⟨

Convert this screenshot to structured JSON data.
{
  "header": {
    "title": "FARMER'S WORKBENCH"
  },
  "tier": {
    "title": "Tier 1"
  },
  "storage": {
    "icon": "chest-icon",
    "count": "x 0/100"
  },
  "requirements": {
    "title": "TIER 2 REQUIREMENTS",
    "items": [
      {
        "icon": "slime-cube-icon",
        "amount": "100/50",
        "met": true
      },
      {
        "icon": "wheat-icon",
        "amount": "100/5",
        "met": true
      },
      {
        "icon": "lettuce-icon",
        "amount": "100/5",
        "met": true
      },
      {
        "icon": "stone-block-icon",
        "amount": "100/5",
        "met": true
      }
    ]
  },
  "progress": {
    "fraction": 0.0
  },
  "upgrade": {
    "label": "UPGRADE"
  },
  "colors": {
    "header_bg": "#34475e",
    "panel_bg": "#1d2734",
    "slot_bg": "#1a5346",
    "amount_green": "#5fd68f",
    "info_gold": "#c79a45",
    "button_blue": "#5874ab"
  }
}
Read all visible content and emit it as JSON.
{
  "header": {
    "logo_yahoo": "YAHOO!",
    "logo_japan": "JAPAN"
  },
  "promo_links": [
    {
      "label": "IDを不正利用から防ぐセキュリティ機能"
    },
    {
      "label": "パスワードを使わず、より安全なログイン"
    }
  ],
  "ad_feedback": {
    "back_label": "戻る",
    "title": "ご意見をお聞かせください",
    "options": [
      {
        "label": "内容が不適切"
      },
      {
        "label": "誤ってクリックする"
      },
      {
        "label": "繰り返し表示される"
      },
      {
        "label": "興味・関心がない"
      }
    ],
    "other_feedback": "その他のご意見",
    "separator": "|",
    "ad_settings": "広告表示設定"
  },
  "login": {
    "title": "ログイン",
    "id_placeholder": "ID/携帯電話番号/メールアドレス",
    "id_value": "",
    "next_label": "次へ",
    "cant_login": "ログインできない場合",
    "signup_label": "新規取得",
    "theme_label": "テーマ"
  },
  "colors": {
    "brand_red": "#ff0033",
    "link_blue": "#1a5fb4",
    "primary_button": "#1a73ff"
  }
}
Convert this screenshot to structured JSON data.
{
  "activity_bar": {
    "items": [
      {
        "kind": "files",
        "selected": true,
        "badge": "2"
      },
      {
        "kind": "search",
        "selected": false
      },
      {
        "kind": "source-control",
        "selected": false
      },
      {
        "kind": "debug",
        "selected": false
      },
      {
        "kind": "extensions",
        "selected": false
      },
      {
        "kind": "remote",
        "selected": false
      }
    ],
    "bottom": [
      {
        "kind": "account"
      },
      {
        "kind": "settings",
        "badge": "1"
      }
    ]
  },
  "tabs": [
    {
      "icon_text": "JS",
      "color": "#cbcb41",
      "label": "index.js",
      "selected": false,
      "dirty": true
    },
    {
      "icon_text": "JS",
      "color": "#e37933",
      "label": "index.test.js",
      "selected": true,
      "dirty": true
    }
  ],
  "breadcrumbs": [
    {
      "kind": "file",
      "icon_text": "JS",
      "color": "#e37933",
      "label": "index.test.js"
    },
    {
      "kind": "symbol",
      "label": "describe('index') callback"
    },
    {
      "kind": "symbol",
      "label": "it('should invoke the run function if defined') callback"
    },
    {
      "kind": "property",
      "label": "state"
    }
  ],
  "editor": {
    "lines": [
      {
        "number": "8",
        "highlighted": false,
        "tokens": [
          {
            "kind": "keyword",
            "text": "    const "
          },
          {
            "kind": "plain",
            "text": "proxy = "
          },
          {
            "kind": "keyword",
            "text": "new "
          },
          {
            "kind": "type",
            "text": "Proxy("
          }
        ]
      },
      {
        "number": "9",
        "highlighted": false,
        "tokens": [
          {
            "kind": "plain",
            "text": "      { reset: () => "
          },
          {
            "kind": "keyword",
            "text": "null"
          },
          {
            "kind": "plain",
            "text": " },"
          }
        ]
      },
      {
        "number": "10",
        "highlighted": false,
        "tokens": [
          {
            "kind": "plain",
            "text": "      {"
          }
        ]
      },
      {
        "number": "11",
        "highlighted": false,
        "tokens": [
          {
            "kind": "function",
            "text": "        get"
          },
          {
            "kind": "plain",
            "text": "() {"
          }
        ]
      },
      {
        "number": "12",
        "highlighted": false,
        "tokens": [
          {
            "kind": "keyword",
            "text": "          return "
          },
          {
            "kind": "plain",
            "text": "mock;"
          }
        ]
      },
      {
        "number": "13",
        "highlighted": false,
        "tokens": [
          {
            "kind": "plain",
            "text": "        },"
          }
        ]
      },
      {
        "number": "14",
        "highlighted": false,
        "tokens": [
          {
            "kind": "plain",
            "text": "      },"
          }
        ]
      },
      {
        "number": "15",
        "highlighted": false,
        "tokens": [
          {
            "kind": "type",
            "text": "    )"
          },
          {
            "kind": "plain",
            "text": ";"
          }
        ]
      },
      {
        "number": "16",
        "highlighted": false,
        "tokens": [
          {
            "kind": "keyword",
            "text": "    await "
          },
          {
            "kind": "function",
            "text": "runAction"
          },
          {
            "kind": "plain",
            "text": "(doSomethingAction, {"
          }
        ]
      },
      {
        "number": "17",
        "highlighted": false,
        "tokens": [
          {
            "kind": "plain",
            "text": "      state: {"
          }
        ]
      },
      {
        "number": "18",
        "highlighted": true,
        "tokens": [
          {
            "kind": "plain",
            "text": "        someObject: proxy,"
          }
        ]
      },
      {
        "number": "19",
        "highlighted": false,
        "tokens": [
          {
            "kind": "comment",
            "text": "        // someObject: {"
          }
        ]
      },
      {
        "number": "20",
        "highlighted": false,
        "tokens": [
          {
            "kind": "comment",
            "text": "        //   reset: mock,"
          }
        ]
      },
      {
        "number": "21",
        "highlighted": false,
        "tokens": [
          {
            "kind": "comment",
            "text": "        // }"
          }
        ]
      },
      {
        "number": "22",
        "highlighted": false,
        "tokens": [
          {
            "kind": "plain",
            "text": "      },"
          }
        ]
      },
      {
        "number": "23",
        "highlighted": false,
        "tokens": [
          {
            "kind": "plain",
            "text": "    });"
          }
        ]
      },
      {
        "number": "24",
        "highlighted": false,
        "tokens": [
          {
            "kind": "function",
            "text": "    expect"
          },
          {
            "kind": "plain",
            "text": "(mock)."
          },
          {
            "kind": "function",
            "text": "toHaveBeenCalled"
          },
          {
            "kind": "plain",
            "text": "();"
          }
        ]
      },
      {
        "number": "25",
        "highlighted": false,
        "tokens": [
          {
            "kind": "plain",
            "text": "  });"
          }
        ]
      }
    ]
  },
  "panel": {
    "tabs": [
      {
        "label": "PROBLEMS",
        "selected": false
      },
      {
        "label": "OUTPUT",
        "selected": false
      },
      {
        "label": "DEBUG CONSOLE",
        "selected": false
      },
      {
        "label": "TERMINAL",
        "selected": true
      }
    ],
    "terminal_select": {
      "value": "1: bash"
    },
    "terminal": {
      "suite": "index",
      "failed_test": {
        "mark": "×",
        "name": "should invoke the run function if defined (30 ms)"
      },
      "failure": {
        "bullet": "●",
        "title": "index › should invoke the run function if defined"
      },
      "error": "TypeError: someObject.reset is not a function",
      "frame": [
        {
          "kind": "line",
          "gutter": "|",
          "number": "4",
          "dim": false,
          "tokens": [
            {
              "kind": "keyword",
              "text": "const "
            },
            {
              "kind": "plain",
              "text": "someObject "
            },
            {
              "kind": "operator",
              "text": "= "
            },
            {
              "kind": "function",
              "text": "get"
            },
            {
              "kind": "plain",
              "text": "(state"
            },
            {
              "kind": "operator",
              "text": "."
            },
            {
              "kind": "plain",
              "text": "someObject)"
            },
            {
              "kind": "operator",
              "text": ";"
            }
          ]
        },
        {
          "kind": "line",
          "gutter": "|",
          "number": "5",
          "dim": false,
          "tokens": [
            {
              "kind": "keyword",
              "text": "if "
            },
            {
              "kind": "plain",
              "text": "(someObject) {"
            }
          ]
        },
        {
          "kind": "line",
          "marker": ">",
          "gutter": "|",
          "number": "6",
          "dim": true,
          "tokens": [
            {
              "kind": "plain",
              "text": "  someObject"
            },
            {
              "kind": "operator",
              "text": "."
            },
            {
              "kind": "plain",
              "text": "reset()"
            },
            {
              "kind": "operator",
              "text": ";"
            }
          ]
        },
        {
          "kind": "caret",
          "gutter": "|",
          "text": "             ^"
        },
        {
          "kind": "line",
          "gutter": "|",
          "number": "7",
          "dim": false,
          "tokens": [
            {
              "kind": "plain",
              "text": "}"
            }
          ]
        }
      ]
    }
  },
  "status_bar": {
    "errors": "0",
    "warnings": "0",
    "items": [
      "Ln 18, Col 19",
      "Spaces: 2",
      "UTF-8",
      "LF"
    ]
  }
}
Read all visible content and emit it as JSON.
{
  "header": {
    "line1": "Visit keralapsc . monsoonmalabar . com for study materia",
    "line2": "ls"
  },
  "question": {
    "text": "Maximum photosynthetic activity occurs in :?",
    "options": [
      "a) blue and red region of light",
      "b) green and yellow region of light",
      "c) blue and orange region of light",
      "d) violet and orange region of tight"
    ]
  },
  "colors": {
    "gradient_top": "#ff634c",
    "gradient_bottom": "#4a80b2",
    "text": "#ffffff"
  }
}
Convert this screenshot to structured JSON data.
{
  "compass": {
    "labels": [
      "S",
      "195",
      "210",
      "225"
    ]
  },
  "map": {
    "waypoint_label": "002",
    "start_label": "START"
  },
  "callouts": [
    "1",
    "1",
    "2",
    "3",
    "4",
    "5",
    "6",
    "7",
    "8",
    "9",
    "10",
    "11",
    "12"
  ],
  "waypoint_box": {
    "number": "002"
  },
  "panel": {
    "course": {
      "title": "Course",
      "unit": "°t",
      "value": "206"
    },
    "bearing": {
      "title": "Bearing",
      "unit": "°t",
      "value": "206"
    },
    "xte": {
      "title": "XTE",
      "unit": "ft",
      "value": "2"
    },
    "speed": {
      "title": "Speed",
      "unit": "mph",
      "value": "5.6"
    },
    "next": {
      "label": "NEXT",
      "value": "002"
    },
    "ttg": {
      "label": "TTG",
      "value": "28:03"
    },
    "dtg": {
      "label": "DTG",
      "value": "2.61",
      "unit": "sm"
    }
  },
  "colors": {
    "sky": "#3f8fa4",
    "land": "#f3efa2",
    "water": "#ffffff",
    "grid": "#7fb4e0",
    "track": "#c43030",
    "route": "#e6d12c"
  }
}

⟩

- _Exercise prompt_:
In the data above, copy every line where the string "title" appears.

- _Output_:
    "title": "FARMER'S WORKBENCH"
    "title": "Tier 1"
    "title": "TIER 2 REQUIREMENTS",
    "title": "ご意見をお聞かせください",
    "title": "ログイン",
        "title": "index › should invoke the run function if defined"
      "title": "Course",
      "title": "Bearing",
      "title": "XTE",
      "title": "Speed",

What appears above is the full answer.